Debt versus Equity: you may ask “what is the difference?” when it comes to these two types of Property Condition Assessment (PCA).

Clearly put, a Debt PCA generally facilitates knowledge of an existing property’s condition by identifying potential expenses the property owner can expect to incur in order to maintain a certain level of acceptability over a given loan term. A Debt PCA is generally requested for a property purchase or existing loan refinance. In addition to the general assessment performed during a Debt PCA, an Equity PCA provides a greater or more in-depth knowledge of an existing property’s condition. An Equity PCA is generally requested by an investor, lender or developer, which may have a long-term interest in the property, for the purposes of renovation where an additional infusion of equity is perceived as required. For the consultant, certain basic mindsets are required when approaching these two types of assessments.

From the consultant’s perspective, Debt PCA’s, (typically requested by lenders to gain an overall understanding of a property’s condition which includes establishing certain immediate physical needs and determining a capital reserve fund to ensure the property is adequately maintained over the loan term) should be prepared from a maintenance standpoint. Observations are made on existing materials and current condition, noting in particular what the remaining useful life expectancy of these items are, thus allowing the reviewer to accurately forecast repair or replacement costs over a specific term. Observations would generally include a 10% to 20% viewing of unit interiors. Additionally, the reviewer’s viewpoint on Debt PCA’s should be focused towards deficiencies. Certain common deficiencies a reviewer may encounter are Fire, Life Safety, ADA and FFHAA related items, inadequate parking provisions, trip hazards (heaved concrete), etc. Certain uncommon deficiencies a reviewer may encounter are breaches in draft stop assemblies, inadequately sealed penetrations in firewall assemblies, foundation settlements, failure of waterproofing membranes, excessive truss deflection, etc. It is important to note when addressing deficiencies that while the reviewer may have a certain “fix” in mind, it is important to understand the underlying cause for the deficiency, as if this is missed re-occurrence is likely. At a minimum, the Debt PCA follows ASTM standards.

When addressing Equity PCA’s (typically requested by investors, lenders and, or developers for the purposes of property renovations where a long term interest and additional infusion of equity is anticipated) the consultant needs to not only be conscious of certain deficiencies normally identified within a Debt PCA, but also be conscious of the proposed renovation scope. This may include determining whether an in-depth analysis of certain building components, (roofing, seismic, hazardous materials, waterproofing, etc.) is warranted by a specialty consultant. Furthermore, although the Equity PCA analysis mirrors a Debt PCA to some degree, this PCA analysis could potentially include 100% viewing of unit interiors.
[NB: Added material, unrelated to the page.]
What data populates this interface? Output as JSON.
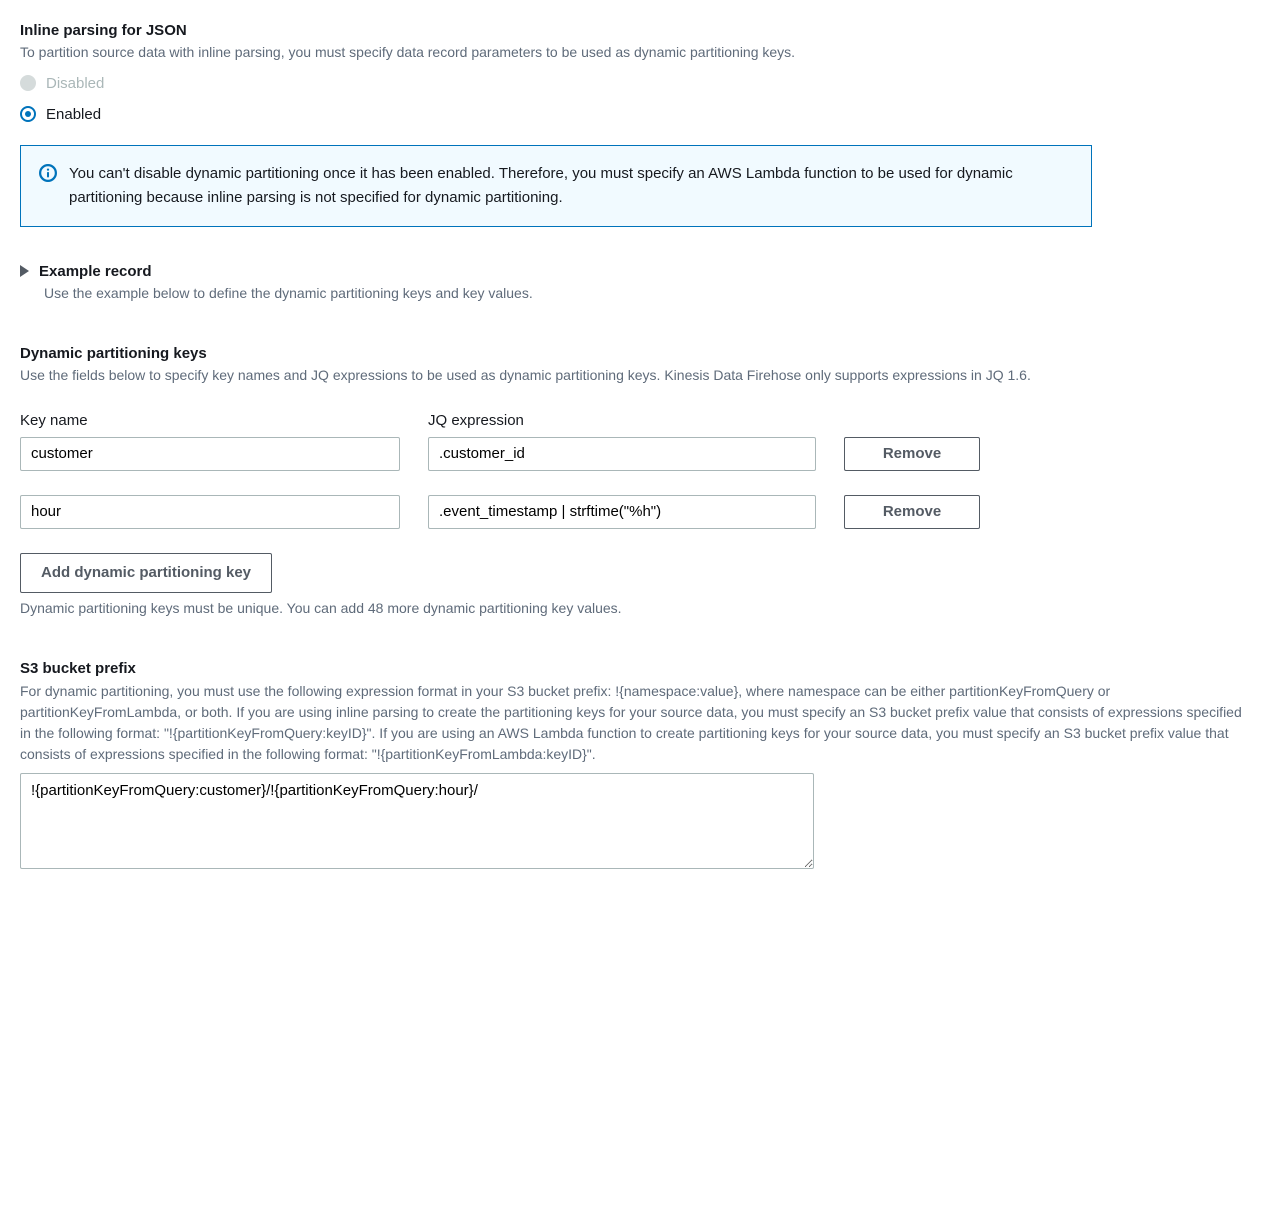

Additionally, although certain immediate need requirements and deficiencies can mirror those identified in Debt PCA’s; methods and costs to correct certain issues may not necessarily mirror those identified in Equity PCA’s. Generally, this is determined by the driving philosophy behind the property enhancement. The Equity PCA follows ASTM standards in a more comprehensive format.
Finally, although Debt and Equity PCA’s have many commonalities, it is important to understand the needs of the client and reasoning behind their requirements for a PCA, including budget constraints, enhancement scope, etc. and then meet those needs by providing clear and concise information presented in a useable manner. This information is used either to understand a certain property’s deficiencies in determining short-term and/or long-term maintenance programs, or in understanding what measures may be required to facilitate the purchase/disposal of an existing property.